■ **Web page and app entries**:
-- Opening Marker --
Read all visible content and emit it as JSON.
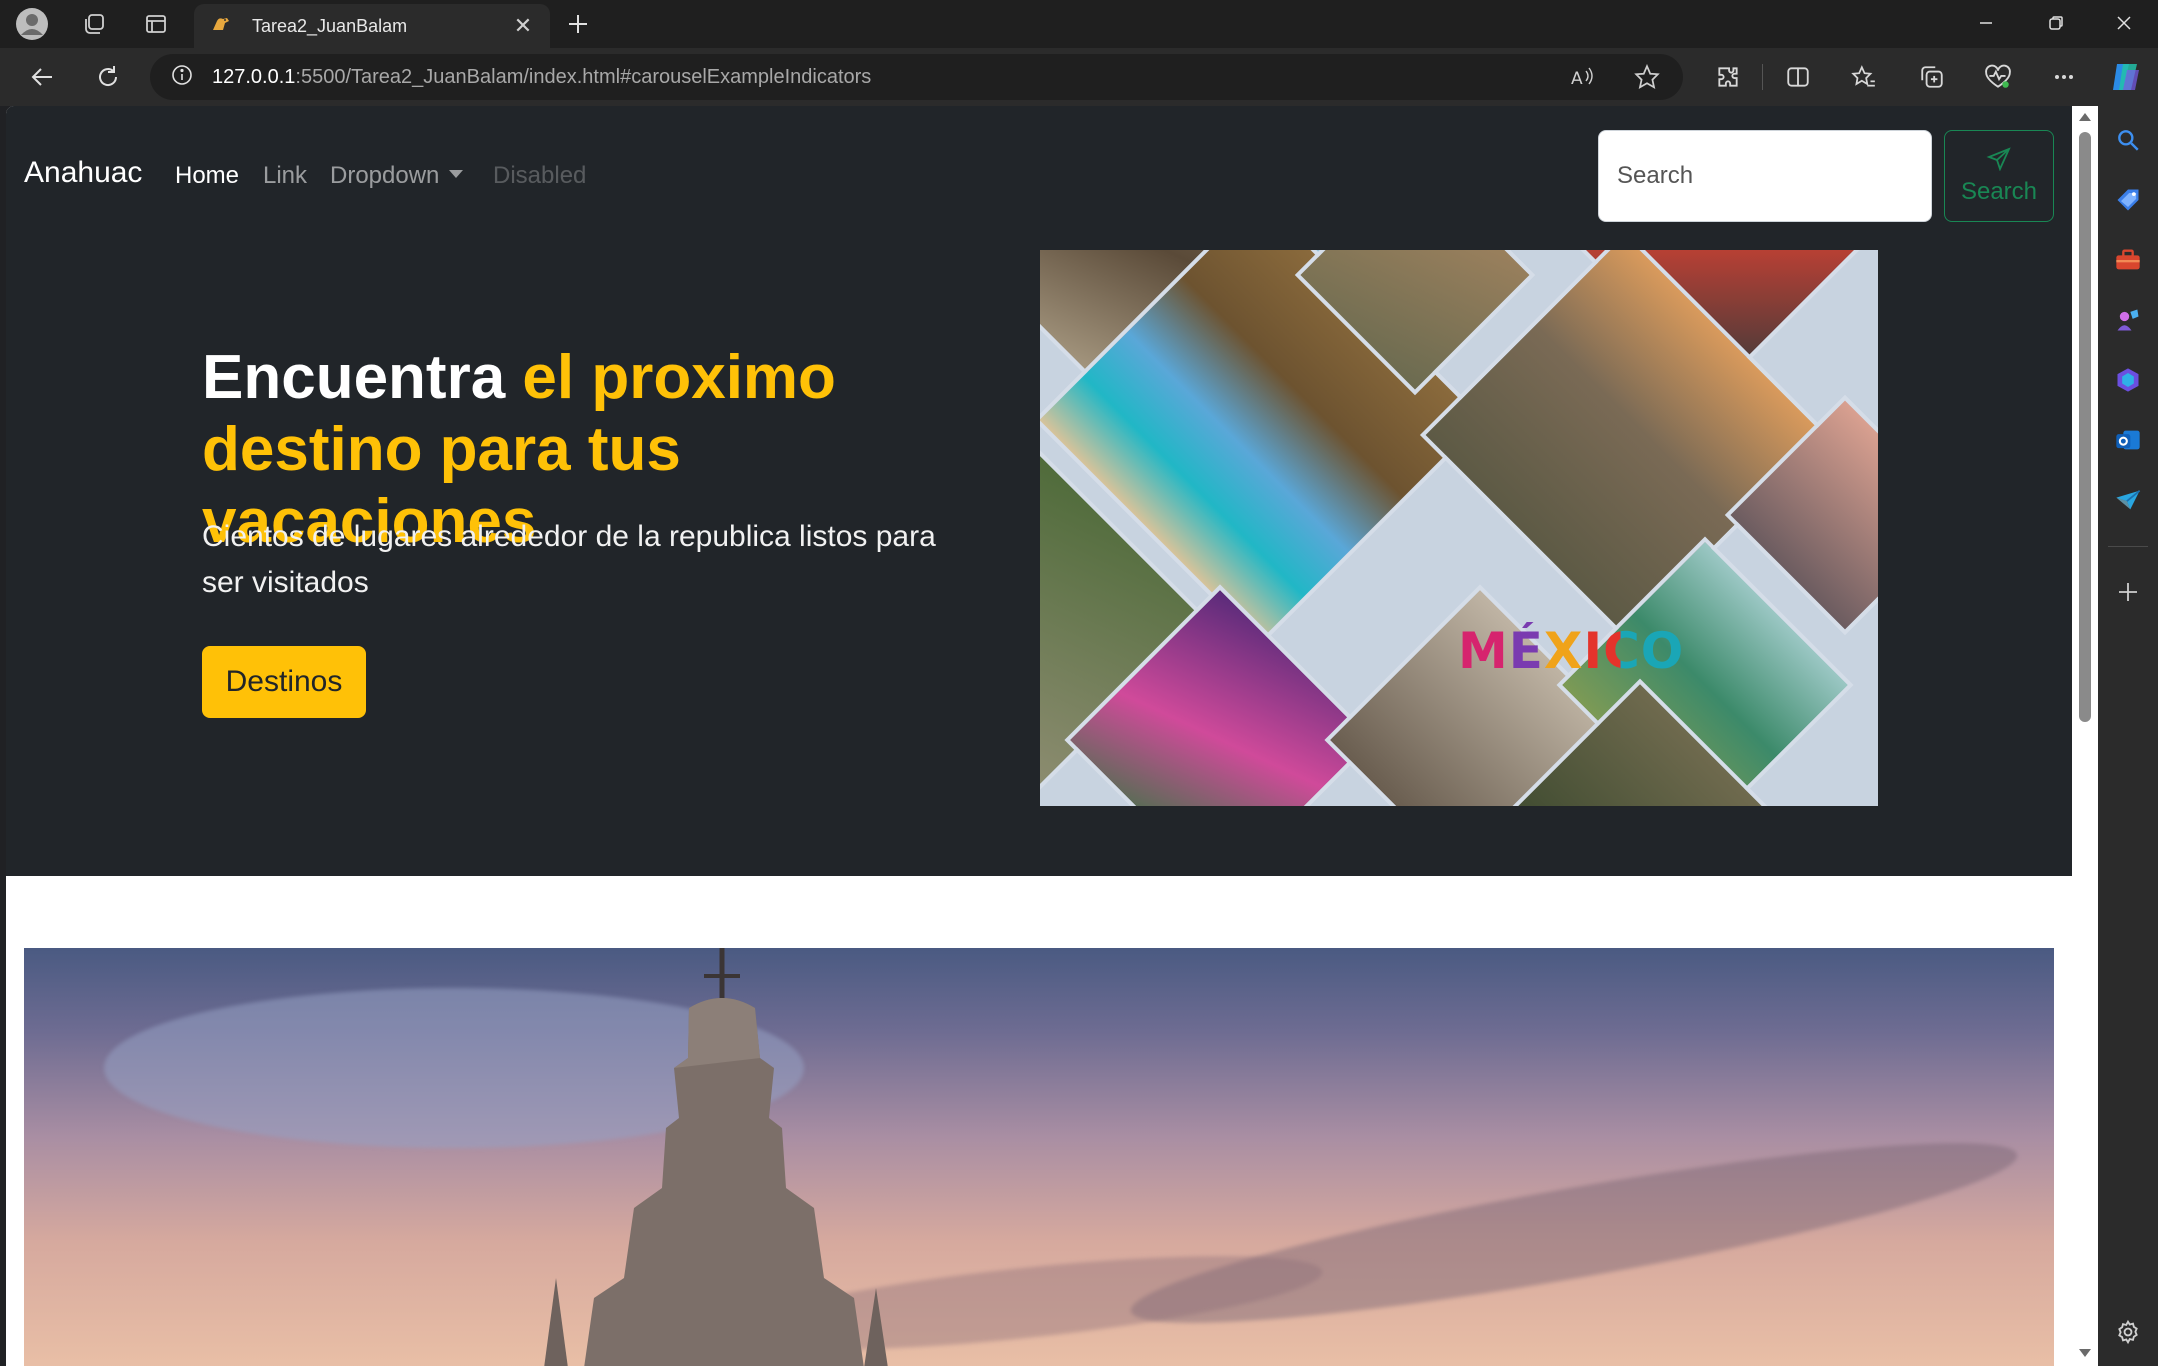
{
  "browser": {
    "tab_title": "Tarea2_JuanBalam",
    "url_host": "127.0.0.1",
    "url_rest": ":5500/Tarea2_JuanBalam/index.html#carouselExampleIndicators",
    "icons": [
      "profile-icon",
      "workspaces-icon",
      "tab-actions-icon",
      "tab-favicon",
      "close-tab-icon",
      "new-tab-icon",
      "minimize-icon",
      "restore-icon",
      "close-window-icon",
      "back-icon",
      "refresh-icon",
      "site-info-icon",
      "read-aloud-icon",
      "favorite-star-icon",
      "extensions-icon",
      "split-screen-icon",
      "favorites-icon",
      "collections-icon",
      "browser-essentials-icon",
      "more-icon",
      "copilot-icon",
      "search-sidebar-icon",
      "tag-icon",
      "toolbox-icon",
      "games-icon",
      "microsoft-365-icon",
      "outlook-icon",
      "send-icon",
      "add-sidebar-icon",
      "settings-icon"
    ]
  },
  "navbar": {
    "brand": "Anahuac",
    "links": [
      {
        "label": "Home",
        "state": "active"
      },
      {
        "label": "Link",
        "state": "normal"
      },
      {
        "label": "Dropdown",
        "state": "normal"
      },
      {
        "label": "Disabled",
        "state": "disabled"
      }
    ],
    "search_placeholder": "Search",
    "search_button": "Search"
  },
  "hero": {
    "headline_white": "Encuentra ",
    "headline_yellow": "el proximo destino para tus vacaciones",
    "lead": "Cientos de lugares alrededor de la republica listos para ser visitados",
    "cta": "Destinos",
    "image_text": "MÉXICO"
  },
  "colors": {
    "navbar_bg": "#212529",
    "accent_yellow": "#ffc107",
    "success_green": "#198754"
  }
}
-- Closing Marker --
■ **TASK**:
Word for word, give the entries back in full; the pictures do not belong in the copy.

■ **FINAL ANSWER**:
Read all visible content and emit it as JSON.
{
  "browser": {
    "tab_title": "Tarea2_JuanBalam",
    "url_host": "127.0.0.1",
    "url_rest": ":5500/Tarea2_JuanBalam/index.html#carouselExampleIndicators",
    "icons": [
      "profile-icon",
      "workspaces-icon",
      "tab-actions-icon",
      "tab-favicon",
      "close-tab-icon",
      "new-tab-icon",
      "minimize-icon",
      "restore-icon",
      "close-window-icon",
      "back-icon",
      "refresh-icon",
      "site-info-icon",
      "read-aloud-icon",
      "favorite-star-icon",
      "extensions-icon",
      "split-screen-icon",
      "favorites-icon",
      "collections-icon",
      "browser-essentials-icon",
      "more-icon",
      "copilot-icon",
      "search-sidebar-icon",
      "tag-icon",
      "toolbox-icon",
      "games-icon",
      "microsoft-365-icon",
      "outlook-icon",
      "send-icon",
      "add-sidebar-icon",
      "settings-icon"
    ]
  },
  "navbar": {
    "brand": "Anahuac",
    "links": [
      {
        "label": "Home",
        "state": "active"
      },
      {
        "label": "Link",
        "state": "normal"
      },
      {
        "label": "Dropdown",
        "state": "normal"
      },
      {
        "label": "Disabled",
        "state": "disabled"
      }
    ],
    "search_placeholder": "Search",
    "search_button": "Search"
  },
  "hero": {
    "headline_white": "Encuentra ",
    "headline_yellow": "el proximo destino para tus vacaciones",
    "lead": "Cientos de lugares alrededor de la republica listos para ser visitados",
    "cta": "Destinos",
    "image_text": "MÉXICO"
  },
  "colors": {
    "navbar_bg": "#212529",
    "accent_yellow": "#ffc107",
    "success_green": "#198754"
  }
}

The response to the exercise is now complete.